Embodying Modernization: Representations of Fat Women in Modern Greek Culture

Sofia Apostolidou | University of Amsterdam | Embodying Modernization: Representations of Fat Women in Modern Greek Culture | Supervisors: Mireille Rosello, Murat Aydemir & Jules Sturm | 2015-2019

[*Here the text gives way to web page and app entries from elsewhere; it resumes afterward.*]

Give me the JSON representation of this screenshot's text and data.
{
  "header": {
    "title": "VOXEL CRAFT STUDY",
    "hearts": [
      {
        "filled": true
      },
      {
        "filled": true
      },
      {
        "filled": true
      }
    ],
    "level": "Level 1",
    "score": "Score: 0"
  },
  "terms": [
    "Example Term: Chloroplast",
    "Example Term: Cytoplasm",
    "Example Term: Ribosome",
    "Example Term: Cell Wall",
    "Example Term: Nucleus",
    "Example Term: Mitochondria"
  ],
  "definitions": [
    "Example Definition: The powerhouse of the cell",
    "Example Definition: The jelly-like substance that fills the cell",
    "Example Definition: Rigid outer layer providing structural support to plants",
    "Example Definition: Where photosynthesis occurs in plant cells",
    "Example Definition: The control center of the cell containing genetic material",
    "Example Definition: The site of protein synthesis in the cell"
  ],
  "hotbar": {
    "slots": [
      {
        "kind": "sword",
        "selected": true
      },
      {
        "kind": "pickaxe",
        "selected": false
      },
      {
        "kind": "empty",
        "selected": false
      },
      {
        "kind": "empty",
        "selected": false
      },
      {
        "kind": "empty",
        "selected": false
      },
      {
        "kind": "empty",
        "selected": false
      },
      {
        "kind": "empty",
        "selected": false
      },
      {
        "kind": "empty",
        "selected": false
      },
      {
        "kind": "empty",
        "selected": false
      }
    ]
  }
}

In my MA thesis I explored the relationship between biopolitics, disability studies and posthumanism, using fatness as my concept. Employing Michel Foucault and his theory on the homo economicus as the ideal neoliberal subject I analysed the fat subject, as an irrational, irresponsible and immoral subject, and thus a failed economical subject, condemnable in its entirety. Focusing on the aspect of morality, I bridged into posthumanism and the concept of prosthesis, demonstrating the ways in which, within current biomedical and technological advancements, the criticism directed towards the fat subject is directly transferable to any subject. Using criticism that Disability Studies scholars such a Sarah S. Jain and Vivian Sobchack have on posthumanism, I demonstrated the ways in which within posthumanism, all subjects can be found as lacking, when compared to their potential, enhanced posthuman version. After tracing these biopolitical narratives within posthumanism, I attempted to reconceptualise the prosthetic metaphor into one that utilises current definitions while it incorporates the criticism it receives. Echoing Marilyn Wann’s definition of fatness as something that attaches itself to individuals, I conceptualised fatness as a prosthesis, naming this new concept the fat suit, where fatness is read as a prosthesis on an imagined thin body.